Count up every line of the data in which "Propiedades" occurs. The reply is one number and nothing more.

▽

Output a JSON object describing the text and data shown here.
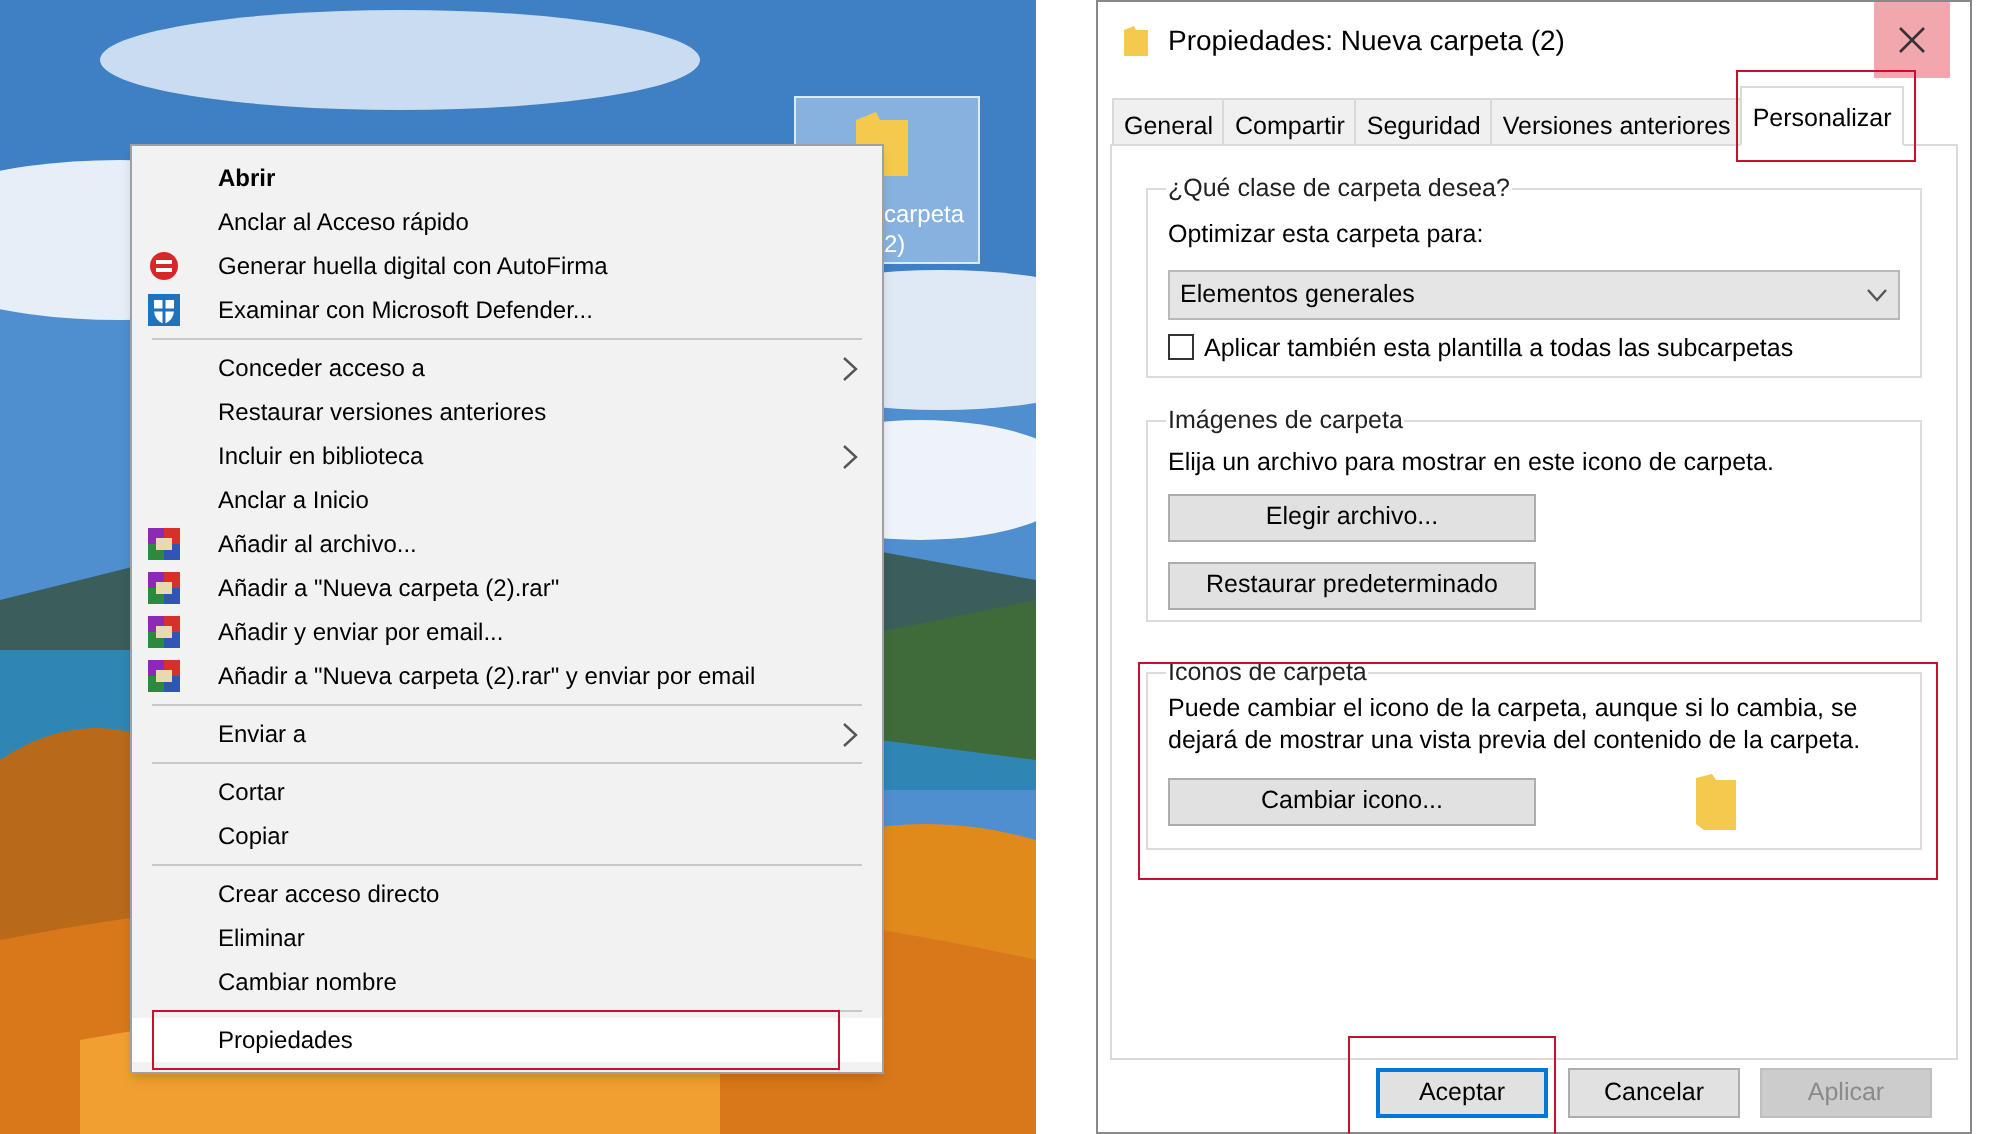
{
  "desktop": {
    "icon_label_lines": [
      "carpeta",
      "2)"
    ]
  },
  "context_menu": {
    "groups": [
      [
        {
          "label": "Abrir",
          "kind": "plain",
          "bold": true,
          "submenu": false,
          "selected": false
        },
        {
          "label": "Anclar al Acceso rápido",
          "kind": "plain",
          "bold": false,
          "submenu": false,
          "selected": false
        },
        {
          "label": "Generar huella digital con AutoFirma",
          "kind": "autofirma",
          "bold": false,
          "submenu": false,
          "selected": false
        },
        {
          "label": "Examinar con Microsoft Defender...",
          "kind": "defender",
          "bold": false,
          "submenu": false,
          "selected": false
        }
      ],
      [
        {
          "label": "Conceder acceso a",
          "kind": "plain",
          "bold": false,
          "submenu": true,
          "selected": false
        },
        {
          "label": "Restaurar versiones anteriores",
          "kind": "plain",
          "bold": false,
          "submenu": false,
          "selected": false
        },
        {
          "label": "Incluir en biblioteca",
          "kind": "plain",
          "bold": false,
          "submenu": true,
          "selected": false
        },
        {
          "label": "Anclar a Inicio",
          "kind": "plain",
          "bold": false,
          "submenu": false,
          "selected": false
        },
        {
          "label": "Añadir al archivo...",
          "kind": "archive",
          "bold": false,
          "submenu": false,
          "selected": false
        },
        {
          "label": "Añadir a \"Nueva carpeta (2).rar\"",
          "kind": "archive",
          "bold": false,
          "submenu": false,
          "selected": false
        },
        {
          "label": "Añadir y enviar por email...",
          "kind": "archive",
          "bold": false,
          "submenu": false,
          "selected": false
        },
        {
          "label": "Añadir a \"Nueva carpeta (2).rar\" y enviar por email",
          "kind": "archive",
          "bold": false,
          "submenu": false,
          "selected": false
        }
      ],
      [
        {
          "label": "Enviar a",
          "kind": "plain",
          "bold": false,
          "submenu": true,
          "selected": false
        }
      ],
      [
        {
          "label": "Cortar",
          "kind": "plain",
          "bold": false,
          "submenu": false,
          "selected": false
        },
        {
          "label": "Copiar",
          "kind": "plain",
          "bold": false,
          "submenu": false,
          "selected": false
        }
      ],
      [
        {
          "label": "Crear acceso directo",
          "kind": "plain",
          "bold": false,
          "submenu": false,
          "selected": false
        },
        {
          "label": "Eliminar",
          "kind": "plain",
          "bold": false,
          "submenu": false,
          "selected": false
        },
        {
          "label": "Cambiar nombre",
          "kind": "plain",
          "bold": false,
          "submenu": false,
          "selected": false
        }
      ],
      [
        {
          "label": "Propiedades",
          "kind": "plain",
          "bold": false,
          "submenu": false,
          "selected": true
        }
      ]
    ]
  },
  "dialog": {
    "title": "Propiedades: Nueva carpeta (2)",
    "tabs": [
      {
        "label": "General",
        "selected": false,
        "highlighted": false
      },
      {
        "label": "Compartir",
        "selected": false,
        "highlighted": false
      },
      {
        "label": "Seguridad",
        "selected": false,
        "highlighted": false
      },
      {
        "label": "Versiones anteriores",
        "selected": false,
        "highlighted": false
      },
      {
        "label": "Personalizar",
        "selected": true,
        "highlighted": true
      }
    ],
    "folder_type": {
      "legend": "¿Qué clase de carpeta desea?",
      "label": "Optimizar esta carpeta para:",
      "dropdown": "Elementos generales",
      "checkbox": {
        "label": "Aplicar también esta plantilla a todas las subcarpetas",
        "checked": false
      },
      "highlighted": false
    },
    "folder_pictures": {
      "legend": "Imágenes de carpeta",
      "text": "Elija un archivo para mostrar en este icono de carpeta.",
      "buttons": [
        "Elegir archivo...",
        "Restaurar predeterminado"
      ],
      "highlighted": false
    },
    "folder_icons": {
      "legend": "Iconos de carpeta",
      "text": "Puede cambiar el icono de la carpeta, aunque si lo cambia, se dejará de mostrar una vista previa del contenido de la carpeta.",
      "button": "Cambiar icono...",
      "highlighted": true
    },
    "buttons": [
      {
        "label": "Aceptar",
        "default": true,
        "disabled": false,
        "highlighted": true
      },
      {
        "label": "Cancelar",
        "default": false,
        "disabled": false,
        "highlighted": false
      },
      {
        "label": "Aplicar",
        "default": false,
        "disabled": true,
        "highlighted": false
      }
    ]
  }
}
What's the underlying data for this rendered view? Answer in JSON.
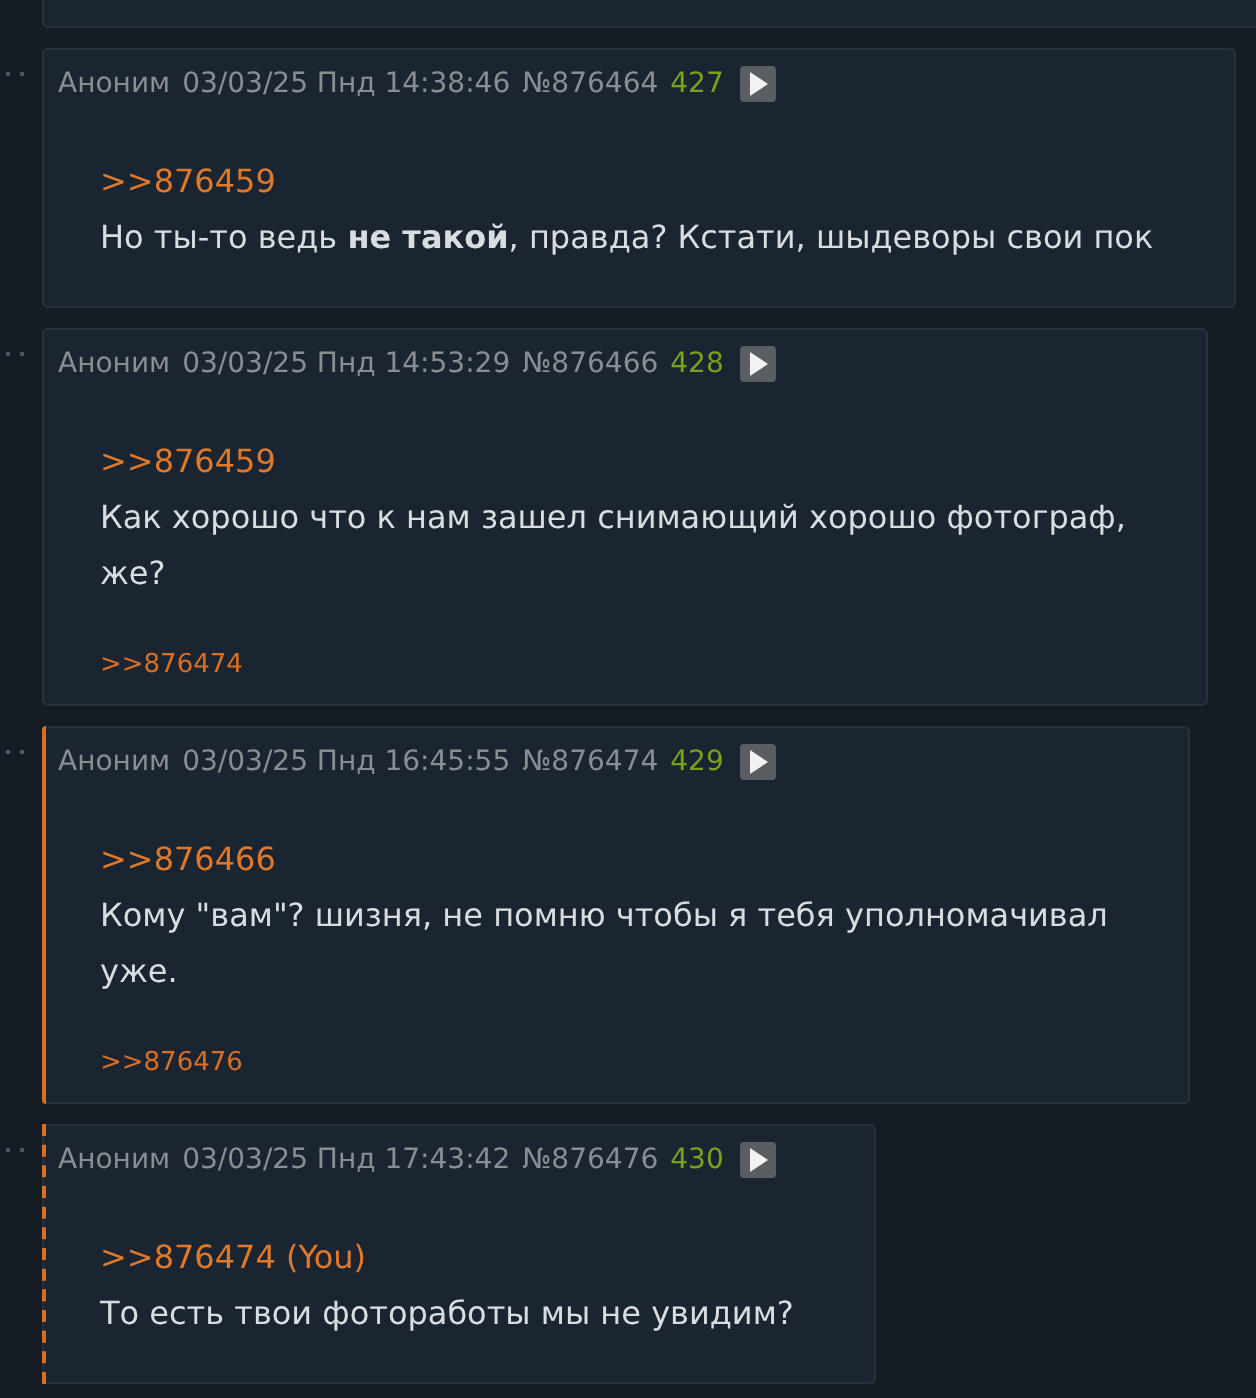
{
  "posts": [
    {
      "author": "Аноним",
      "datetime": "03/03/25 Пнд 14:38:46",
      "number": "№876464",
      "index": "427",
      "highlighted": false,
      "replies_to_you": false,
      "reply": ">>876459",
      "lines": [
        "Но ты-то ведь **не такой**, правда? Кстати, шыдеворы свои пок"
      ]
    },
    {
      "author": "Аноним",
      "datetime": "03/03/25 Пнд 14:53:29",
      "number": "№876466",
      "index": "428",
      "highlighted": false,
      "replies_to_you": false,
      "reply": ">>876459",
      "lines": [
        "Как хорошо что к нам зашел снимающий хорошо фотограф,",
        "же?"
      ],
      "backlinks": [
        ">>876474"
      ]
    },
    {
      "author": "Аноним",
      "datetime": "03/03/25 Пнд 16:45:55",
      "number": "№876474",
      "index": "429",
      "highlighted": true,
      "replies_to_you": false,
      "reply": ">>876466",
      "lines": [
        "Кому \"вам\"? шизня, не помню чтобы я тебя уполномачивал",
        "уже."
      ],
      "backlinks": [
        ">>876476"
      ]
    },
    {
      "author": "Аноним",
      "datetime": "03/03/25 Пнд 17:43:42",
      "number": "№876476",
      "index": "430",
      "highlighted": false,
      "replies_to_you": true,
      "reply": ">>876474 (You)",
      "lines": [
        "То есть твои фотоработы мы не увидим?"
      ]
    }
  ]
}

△

Finished exercise:
2